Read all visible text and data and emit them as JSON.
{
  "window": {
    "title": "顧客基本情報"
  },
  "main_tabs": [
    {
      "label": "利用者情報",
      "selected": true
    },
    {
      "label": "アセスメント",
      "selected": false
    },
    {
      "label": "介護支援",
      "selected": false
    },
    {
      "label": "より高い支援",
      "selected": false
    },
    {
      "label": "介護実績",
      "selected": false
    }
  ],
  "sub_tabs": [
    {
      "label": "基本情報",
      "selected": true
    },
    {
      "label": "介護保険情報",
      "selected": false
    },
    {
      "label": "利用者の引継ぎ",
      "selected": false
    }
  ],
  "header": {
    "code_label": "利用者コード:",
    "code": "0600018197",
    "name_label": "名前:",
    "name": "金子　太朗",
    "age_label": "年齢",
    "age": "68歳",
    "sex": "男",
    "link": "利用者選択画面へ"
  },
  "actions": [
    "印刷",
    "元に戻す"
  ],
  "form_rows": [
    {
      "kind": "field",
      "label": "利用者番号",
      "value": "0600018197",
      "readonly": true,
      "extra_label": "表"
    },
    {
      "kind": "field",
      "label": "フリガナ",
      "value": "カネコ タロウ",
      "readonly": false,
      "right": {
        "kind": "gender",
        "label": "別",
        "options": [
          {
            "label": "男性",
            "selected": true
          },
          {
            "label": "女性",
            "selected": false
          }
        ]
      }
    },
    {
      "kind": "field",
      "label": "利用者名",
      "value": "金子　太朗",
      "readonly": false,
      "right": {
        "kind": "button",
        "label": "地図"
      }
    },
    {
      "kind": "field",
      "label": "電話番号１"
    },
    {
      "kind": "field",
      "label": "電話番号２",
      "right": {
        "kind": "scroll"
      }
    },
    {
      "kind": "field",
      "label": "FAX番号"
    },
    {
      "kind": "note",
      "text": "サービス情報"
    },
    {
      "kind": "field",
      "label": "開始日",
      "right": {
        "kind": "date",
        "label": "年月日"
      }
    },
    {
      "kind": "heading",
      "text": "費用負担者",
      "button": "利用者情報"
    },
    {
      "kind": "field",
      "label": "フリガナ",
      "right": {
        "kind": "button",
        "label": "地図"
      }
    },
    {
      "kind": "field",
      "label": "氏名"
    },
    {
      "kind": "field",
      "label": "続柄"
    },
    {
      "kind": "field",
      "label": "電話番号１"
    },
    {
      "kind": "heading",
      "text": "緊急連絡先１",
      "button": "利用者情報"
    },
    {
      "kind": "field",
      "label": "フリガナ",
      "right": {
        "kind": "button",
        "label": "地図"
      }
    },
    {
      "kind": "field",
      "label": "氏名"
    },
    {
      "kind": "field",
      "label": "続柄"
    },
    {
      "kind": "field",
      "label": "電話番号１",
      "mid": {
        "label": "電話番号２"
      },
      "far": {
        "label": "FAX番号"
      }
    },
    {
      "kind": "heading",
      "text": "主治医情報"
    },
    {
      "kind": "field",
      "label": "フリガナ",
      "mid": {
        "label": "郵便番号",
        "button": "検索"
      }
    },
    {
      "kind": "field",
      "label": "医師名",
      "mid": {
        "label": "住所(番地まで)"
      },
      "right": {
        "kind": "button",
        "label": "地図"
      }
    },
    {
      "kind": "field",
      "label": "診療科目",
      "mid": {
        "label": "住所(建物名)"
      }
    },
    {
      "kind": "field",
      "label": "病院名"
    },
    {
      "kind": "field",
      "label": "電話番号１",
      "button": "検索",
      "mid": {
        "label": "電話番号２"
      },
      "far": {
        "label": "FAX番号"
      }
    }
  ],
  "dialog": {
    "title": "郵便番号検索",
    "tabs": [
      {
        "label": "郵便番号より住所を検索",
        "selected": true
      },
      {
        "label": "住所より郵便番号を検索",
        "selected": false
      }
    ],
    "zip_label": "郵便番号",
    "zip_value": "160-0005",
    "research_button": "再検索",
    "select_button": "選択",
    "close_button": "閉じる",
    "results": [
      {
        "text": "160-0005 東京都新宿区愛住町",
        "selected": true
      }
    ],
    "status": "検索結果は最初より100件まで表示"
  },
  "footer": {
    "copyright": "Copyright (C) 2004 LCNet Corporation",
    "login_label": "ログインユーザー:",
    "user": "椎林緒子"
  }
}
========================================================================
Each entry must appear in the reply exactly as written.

Read all visible text and data and emit them as JSON.
{
  "window": {
    "title": "顧客基本情報"
  },
  "main_tabs": [
    {
      "label": "利用者情報",
      "selected": true
    },
    {
      "label": "アセスメント",
      "selected": false
    },
    {
      "label": "介護支援",
      "selected": false
    },
    {
      "label": "より高い支援",
      "selected": false
    },
    {
      "label": "介護実績",
      "selected": false
    }
  ],
  "sub_tabs": [
    {
      "label": "基本情報",
      "selected": true
    },
    {
      "label": "介護保険情報",
      "selected": false
    },
    {
      "label": "利用者の引継ぎ",
      "selected": false
    }
  ],
  "header": {
    "code_label": "利用者コード:",
    "code": "0600018197",
    "name_label": "名前:",
    "name": "金子　太朗",
    "age_label": "年齢",
    "age": "68歳",
    "sex": "男",
    "link": "利用者選択画面へ"
  },
  "actions": [
    "印刷",
    "元に戻す"
  ],
  "form_rows": [
    {
      "kind": "field",
      "label": "利用者番号",
      "value": "0600018197",
      "readonly": true,
      "extra_label": "表"
    },
    {
      "kind": "field",
      "label": "フリガナ",
      "value": "カネコ タロウ",
      "readonly": false,
      "right": {
        "kind": "gender",
        "label": "別",
        "options": [
          {
            "label": "男性",
            "selected": true
          },
          {
            "label": "女性",
            "selected": false
          }
        ]
      }
    },
    {
      "kind": "field",
      "label": "利用者名",
      "value": "金子　太朗",
      "readonly": false,
      "right": {
        "kind": "button",
        "label": "地図"
      }
    },
    {
      "kind": "field",
      "label": "電話番号１"
    },
    {
      "kind": "field",
      "label": "電話番号２",
      "right": {
        "kind": "scroll"
      }
    },
    {
      "kind": "field",
      "label": "FAX番号"
    },
    {
      "kind": "note",
      "text": "サービス情報"
    },
    {
      "kind": "field",
      "label": "開始日",
      "right": {
        "kind": "date",
        "label": "年月日"
      }
    },
    {
      "kind": "heading",
      "text": "費用負担者",
      "button": "利用者情報"
    },
    {
      "kind": "field",
      "label": "フリガナ",
      "right": {
        "kind": "button",
        "label": "地図"
      }
    },
    {
      "kind": "field",
      "label": "氏名"
    },
    {
      "kind": "field",
      "label": "続柄"
    },
    {
      "kind": "field",
      "label": "電話番号１"
    },
    {
      "kind": "heading",
      "text": "緊急連絡先１",
      "button": "利用者情報"
    },
    {
      "kind": "field",
      "label": "フリガナ",
      "right": {
        "kind": "button",
        "label": "地図"
      }
    },
    {
      "kind": "field",
      "label": "氏名"
    },
    {
      "kind": "field",
      "label": "続柄"
    },
    {
      "kind": "field",
      "label": "電話番号１",
      "mid": {
        "label": "電話番号２"
      },
      "far": {
        "label": "FAX番号"
      }
    },
    {
      "kind": "heading",
      "text": "主治医情報"
    },
    {
      "kind": "field",
      "label": "フリガナ",
      "mid": {
        "label": "郵便番号",
        "button": "検索"
      }
    },
    {
      "kind": "field",
      "label": "医師名",
      "mid": {
        "label": "住所(番地まで)"
      },
      "right": {
        "kind": "button",
        "label": "地図"
      }
    },
    {
      "kind": "field",
      "label": "診療科目",
      "mid": {
        "label": "住所(建物名)"
      }
    },
    {
      "kind": "field",
      "label": "病院名"
    },
    {
      "kind": "field",
      "label": "電話番号１",
      "button": "検索",
      "mid": {
        "label": "電話番号２"
      },
      "far": {
        "label": "FAX番号"
      }
    }
  ],
  "dialog": {
    "title": "郵便番号検索",
    "tabs": [
      {
        "label": "郵便番号より住所を検索",
        "selected": true
      },
      {
        "label": "住所より郵便番号を検索",
        "selected": false
      }
    ],
    "zip_label": "郵便番号",
    "zip_value": "160-0005",
    "research_button": "再検索",
    "select_button": "選択",
    "close_button": "閉じる",
    "results": [
      {
        "text": "160-0005 東京都新宿区愛住町",
        "selected": true
      }
    ],
    "status": "検索結果は最初より100件まで表示"
  },
  "footer": {
    "copyright": "Copyright (C) 2004 LCNet Corporation",
    "login_label": "ログインユーザー:",
    "user": "椎林緒子"
  }
}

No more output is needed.